Writing’s a tough job, and a job that must be worked on even when no one seems to notice. What I find interesting is anyone hearing that statement doesn’t question it, but I still see many out there who act as if writing’s a cakewalk. It’s the old phrase “in one ear, and out the other.” There are, notably, some bibliophiles who have acquired a love of writing. I have a lot of respect for them, as they read faster and have a knowledge base multiple times that of my own. They aren’t the majority of people though. You know it, and I know it.
My point is two-fold: it’s a long way to the top, if you wanna rock and roll, and people generally need to be told what to like. The latter upsets me to no end, but I observe it on such a daily basis, it becomes the dead elephant in the living room. I’m not sure if it’s mostly due to availability, as there are volumes and volumes of literature available at anyone’s fingertips, or that people are so focused in their own sphere of living they simply can’t process the concept fully.
I recall a conversation with a friend of mine a few weeks ago. We were discussing writing and the accessibility to wide audiences. What does it take to connect with many, many people? He is of the opinion the right structure opens a clear channel of communication and allows more people to fully understand it. I agree to an extent.

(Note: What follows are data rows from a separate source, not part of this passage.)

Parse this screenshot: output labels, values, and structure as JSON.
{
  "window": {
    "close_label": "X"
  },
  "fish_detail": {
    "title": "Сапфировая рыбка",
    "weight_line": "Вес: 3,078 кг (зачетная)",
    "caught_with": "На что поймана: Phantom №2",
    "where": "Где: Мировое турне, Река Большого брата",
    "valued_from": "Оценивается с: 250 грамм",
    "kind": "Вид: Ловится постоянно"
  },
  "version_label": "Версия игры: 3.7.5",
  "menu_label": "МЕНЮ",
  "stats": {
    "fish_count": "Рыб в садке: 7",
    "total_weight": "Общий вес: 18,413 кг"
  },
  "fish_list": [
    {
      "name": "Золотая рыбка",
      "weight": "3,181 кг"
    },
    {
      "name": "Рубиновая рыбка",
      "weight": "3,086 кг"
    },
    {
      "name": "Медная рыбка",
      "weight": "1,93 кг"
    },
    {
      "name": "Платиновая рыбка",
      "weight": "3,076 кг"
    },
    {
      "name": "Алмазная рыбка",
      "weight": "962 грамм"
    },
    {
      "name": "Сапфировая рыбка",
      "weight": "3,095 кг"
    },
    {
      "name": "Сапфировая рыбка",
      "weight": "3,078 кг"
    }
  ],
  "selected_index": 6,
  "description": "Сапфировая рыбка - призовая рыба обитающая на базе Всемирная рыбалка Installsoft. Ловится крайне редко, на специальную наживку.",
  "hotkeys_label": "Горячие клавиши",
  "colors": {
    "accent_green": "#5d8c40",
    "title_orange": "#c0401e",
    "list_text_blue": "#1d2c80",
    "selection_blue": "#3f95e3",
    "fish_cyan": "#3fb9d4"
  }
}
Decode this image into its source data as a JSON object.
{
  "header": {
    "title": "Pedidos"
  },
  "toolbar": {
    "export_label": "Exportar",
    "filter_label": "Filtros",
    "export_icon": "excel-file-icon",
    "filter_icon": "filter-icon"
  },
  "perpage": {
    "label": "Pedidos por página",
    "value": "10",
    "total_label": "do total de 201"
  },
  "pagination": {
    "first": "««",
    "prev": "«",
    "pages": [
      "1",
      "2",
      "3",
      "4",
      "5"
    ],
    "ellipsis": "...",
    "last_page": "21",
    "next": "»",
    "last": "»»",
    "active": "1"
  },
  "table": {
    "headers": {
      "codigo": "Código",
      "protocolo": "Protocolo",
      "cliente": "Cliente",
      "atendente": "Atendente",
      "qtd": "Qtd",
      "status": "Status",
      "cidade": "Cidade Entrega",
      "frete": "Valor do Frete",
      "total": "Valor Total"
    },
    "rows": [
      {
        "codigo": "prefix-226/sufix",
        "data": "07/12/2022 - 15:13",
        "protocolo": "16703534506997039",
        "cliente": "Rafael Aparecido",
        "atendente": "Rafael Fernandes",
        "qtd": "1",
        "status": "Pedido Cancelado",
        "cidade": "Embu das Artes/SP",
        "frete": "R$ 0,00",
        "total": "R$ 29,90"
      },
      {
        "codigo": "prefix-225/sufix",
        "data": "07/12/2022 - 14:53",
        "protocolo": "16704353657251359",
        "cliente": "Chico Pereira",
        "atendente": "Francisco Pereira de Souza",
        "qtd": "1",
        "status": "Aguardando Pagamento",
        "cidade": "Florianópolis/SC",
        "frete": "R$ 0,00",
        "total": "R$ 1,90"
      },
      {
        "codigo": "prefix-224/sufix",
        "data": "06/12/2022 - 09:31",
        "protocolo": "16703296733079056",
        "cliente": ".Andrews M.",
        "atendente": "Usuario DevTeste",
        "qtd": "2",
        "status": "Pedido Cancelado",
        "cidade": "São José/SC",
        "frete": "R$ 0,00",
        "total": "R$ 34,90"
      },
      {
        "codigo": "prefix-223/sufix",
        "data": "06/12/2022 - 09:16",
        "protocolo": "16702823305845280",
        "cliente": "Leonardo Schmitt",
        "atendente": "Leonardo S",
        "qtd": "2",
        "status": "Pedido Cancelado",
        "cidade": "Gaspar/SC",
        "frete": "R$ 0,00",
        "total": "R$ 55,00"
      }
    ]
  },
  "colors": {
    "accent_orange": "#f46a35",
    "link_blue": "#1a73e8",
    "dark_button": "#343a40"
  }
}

If I started to write in a brand new alphabet and phrases, then very few would read it. They don’t understand it, and therefore abandon it. Yes, it’s slovenly, but nothing is there to motivate them otherwise.
I’m of the opinion, though, that it can be complete elitist garbage and still be popular. I have not changed my opinion about James Joyce, ever since I continued my reading of Ulysses. This is supposedly one of the greatest books of all time, but it’s too ciphered. It’s a horrible read and a disservice to the audience. Yet it’s wonderful? Bullshit. Too many people/critics have told their friends it was a great book, read way too much into it, and voila! Successful piece of literature.
This is why I refuse to read anything by J. K. Rowling. Her snowball has rolled, and I’m not big on the young adult section anyway. There are a ton of better experiences left, but are flooded out by the bandwagon. I often feel like a miner panning for gems.
Instead of this being a bunch of sour notes in a musical score, I’d merely like to say this: if you are reading this and feel like you’re passed over, then don’t stop. Don’t stop, even when you feel like you’re writing the worst literature on the face of the planet. Don’t stop when you’re met with silence for the next twenty years, because I will tell you people are thick headed. It may take twenty years for people to catch up with you. Not everything can be a home run, and that goes for every writer. Perhaps the worst thing you can do is stop, as time will pass whether you create or not.